Bravest to Slam WTC Book


Furious FDNY members are gearing up for a protest tomorrow against a book claiming New York's Bravest looted World Trade Center stores while the twin towers burned.

"We just think that's a disgusting thing to say," said Capt.
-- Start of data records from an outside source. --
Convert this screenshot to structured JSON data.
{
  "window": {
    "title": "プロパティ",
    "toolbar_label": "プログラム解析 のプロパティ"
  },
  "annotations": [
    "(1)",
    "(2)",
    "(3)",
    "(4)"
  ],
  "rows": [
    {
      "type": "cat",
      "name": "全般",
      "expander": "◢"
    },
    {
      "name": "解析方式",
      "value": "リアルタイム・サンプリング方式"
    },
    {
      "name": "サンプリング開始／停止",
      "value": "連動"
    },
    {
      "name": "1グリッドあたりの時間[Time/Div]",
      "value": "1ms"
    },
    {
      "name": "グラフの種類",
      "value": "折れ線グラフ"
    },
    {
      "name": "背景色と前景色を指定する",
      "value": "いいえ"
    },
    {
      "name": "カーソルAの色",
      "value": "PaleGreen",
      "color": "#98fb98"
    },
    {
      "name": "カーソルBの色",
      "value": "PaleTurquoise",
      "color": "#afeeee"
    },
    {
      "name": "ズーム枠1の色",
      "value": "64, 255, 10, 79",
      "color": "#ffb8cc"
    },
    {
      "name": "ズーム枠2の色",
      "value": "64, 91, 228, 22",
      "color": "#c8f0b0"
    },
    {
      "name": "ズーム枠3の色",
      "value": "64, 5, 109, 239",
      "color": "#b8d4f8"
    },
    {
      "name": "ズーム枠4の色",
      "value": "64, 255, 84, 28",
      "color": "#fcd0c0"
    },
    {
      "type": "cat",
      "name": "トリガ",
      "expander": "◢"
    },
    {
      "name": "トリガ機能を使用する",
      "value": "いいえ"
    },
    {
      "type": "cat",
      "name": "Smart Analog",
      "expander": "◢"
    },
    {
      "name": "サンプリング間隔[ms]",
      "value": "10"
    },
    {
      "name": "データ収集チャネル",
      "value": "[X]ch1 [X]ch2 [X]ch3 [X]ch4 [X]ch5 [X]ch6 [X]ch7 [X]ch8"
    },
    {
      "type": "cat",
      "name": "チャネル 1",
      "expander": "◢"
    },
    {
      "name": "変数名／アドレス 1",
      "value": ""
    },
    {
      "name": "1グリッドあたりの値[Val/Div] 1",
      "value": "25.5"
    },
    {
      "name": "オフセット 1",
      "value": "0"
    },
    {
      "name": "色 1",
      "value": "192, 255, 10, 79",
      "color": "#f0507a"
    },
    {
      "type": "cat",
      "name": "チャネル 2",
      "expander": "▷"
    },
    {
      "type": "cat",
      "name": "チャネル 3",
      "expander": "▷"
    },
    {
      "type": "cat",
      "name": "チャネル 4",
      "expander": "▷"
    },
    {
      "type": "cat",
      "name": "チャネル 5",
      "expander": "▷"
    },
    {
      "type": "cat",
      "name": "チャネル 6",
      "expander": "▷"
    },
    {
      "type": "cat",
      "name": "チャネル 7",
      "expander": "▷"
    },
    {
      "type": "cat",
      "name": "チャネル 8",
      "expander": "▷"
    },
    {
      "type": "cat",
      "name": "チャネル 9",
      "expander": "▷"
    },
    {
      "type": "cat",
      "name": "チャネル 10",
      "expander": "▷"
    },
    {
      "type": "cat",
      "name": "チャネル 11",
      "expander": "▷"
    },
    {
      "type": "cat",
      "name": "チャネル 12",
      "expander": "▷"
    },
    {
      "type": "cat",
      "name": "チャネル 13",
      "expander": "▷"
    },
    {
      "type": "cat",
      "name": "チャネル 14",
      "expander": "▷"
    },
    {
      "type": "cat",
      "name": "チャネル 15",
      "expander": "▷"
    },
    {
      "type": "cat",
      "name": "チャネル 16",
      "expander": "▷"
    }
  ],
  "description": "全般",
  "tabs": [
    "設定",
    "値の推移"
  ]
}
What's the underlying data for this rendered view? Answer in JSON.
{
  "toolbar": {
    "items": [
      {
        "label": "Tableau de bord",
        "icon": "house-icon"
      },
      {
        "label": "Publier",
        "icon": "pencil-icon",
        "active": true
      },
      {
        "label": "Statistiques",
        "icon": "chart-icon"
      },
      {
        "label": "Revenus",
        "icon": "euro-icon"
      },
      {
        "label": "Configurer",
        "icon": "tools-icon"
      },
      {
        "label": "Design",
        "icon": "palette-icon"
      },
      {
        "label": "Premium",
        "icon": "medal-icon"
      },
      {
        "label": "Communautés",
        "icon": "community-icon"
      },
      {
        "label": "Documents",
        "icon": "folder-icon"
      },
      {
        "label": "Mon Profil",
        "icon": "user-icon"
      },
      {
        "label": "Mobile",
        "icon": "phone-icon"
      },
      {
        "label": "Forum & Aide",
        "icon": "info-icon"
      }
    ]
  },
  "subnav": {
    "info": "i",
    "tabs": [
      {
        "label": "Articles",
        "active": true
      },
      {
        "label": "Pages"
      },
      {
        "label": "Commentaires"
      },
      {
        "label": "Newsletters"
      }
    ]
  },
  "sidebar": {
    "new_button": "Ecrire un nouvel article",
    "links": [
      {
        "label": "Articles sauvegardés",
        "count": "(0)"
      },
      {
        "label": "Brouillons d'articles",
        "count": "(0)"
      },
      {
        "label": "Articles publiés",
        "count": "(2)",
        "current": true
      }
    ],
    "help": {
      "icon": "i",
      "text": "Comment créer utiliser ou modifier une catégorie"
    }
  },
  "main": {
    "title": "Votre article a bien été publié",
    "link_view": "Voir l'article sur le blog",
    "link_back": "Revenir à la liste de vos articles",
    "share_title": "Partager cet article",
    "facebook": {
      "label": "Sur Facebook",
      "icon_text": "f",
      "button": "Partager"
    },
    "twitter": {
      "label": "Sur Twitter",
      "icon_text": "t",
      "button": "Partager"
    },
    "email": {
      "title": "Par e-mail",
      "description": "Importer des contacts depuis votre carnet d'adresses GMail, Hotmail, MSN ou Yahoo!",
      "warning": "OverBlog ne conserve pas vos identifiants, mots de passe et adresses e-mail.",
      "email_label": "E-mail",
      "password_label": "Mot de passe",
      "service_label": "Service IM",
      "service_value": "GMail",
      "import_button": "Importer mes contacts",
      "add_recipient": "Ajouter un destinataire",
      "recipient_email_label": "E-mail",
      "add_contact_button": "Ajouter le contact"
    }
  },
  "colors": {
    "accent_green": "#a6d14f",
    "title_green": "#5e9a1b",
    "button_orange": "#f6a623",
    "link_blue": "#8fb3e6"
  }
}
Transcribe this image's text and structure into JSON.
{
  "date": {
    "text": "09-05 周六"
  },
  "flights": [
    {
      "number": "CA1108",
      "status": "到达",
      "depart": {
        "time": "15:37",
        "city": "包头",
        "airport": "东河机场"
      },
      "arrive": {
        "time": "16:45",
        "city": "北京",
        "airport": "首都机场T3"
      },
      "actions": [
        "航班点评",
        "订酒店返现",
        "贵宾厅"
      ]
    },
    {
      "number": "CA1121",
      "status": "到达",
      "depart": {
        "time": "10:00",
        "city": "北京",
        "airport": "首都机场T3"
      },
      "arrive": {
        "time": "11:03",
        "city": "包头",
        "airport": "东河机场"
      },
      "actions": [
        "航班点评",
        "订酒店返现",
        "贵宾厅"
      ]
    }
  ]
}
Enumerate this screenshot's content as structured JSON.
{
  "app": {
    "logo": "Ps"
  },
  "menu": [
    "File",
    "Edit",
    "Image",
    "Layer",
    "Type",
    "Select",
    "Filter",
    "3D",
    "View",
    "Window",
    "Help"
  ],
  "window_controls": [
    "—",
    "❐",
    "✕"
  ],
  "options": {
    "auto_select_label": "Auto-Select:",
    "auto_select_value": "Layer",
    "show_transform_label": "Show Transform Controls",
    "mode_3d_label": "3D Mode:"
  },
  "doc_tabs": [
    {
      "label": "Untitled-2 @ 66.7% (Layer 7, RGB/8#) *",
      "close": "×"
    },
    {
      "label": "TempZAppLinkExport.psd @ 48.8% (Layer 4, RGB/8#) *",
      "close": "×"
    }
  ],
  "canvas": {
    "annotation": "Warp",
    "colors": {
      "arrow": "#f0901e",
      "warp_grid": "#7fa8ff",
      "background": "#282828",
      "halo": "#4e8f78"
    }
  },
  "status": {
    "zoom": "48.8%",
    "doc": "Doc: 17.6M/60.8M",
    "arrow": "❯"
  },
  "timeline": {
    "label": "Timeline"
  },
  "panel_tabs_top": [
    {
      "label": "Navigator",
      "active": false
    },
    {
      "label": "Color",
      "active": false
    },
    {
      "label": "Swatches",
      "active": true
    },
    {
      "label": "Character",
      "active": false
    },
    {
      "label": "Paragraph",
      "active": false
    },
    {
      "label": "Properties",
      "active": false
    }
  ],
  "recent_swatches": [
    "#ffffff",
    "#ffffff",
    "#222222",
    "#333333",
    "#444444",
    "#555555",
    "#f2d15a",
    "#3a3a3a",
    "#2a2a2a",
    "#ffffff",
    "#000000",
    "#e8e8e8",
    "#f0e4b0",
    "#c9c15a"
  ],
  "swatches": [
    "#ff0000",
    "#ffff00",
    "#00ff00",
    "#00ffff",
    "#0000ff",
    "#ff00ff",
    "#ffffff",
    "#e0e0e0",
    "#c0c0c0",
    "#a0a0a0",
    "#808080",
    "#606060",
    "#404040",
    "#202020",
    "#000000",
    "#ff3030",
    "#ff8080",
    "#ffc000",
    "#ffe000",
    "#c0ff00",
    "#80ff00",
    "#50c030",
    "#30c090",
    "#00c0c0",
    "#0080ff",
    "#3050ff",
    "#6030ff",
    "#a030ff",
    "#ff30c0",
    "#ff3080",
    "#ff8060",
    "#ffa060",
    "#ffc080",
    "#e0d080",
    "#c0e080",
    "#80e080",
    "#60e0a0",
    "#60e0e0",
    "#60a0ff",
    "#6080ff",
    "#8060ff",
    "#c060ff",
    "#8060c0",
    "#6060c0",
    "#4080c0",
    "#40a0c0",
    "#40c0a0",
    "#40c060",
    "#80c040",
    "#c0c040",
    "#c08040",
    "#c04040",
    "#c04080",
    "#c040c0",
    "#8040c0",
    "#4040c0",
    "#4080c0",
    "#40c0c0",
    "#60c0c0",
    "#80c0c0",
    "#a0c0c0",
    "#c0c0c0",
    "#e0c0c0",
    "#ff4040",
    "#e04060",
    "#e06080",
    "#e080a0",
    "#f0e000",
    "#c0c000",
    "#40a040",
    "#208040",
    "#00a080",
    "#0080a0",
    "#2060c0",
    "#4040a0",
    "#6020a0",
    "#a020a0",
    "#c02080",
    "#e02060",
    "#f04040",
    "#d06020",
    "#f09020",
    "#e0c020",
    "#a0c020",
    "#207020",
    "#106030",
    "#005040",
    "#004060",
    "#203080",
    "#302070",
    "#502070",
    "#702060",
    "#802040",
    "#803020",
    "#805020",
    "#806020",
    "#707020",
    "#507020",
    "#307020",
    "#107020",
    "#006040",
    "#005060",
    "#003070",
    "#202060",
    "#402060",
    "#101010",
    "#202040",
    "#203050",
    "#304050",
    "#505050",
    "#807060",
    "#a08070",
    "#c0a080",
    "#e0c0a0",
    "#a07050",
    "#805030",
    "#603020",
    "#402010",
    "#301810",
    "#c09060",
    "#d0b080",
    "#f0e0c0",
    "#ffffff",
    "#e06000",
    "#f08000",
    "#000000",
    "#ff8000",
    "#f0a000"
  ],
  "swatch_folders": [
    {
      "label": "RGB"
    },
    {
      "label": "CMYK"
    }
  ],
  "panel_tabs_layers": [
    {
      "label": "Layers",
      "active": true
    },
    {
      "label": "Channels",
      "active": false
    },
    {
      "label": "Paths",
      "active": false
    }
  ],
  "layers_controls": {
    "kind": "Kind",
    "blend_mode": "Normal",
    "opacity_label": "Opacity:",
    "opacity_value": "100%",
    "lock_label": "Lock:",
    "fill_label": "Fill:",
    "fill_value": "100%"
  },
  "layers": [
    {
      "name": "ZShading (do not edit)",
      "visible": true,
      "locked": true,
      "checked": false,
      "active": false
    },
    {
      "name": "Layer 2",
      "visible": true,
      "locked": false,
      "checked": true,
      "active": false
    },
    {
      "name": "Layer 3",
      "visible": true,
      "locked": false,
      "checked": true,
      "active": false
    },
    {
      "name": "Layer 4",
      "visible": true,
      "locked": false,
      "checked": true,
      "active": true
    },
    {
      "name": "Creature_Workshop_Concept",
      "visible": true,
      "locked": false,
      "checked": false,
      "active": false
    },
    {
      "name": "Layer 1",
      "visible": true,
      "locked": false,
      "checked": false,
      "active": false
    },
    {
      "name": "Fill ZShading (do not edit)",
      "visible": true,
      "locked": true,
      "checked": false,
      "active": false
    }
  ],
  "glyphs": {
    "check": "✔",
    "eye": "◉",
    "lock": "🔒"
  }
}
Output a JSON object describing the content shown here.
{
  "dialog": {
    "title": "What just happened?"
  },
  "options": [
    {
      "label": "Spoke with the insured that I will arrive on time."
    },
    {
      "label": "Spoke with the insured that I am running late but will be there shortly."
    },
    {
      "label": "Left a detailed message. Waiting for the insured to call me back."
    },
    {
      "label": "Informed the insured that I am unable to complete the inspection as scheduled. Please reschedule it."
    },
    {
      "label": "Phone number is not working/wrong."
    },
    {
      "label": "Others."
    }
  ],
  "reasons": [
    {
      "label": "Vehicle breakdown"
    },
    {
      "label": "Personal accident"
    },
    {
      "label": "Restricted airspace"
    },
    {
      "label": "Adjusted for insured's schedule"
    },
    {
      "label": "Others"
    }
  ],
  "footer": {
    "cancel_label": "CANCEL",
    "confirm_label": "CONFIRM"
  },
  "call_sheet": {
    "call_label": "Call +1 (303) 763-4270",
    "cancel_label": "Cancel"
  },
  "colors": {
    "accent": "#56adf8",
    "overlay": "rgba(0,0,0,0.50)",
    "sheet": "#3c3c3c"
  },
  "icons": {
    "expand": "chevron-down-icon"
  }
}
Peter Gorman, head of the Uniformed Fire Officers Association, which is organizing the rally.

"He's making a disgrace of all the lives that were lost that day," said Lee Ielpi, a retired firefighter whose son Jonathan, also a firefighter, was killed in the attacks.

Gorman is urging people to rally outside the South Street Seaport Museum, where William Langewiesche, author of "American Ground: Unbuilding the World Trade Center," will sign copies of his book - just blocks from Ground Zero.

"We hope he gets the message," said Gorman, who has sent letters to 2,500 of his members for the protest.

Another rally will be held Tuesday at another Langewiesche book signing, on the upper West Side.

Gap store jeans

Langewiesche, a correspondent for Atlantic Monthly, was granted unfettered access to the recovery effort at the Trade Center site by city Department of Design and Construction head Kenneth Holden.

In "American Ground," he accuses firefighters of loading pairs of jeans from a Gap store in the underground mall at the twin towers onto their Ladder 4 rig while the horror of the terror attacks unfolded.

The smashed rig was found several levels below ground.

He alleged there were similar incidents, including looting by cops on the scene, in interviews in Atlantic Monthly last summer.

"I'm not naive enough to say there aren't crooked firefighters, cops, teachers, nurses out there," Gorman said. "But to think that a firefighter might have told his captain [that day], 'I'll go down and take some jeans,' it's absurd."

"People should have more dignity and compassion," said Arnie Roma, whose son, Keith, a member of the New York Fire Patrol, died that day.

Ielpi, who spent nine months searching for remains at the site, praised all of the recovery workers and volunteers who gave their time to dig through the twisted rubble.

"To see their names disgraced by this book is a travesty," he said. "I'm sure the public is going to see through this money-making charade that was orchestrated by a couple of people who had access to the site."

Langewiesche couldn't be reached for comment. The book's publisher didn't return calls.

Atlantic Monthly editors have said they're standing by Langewiesche's reporting.

Originally published on November 17, 2002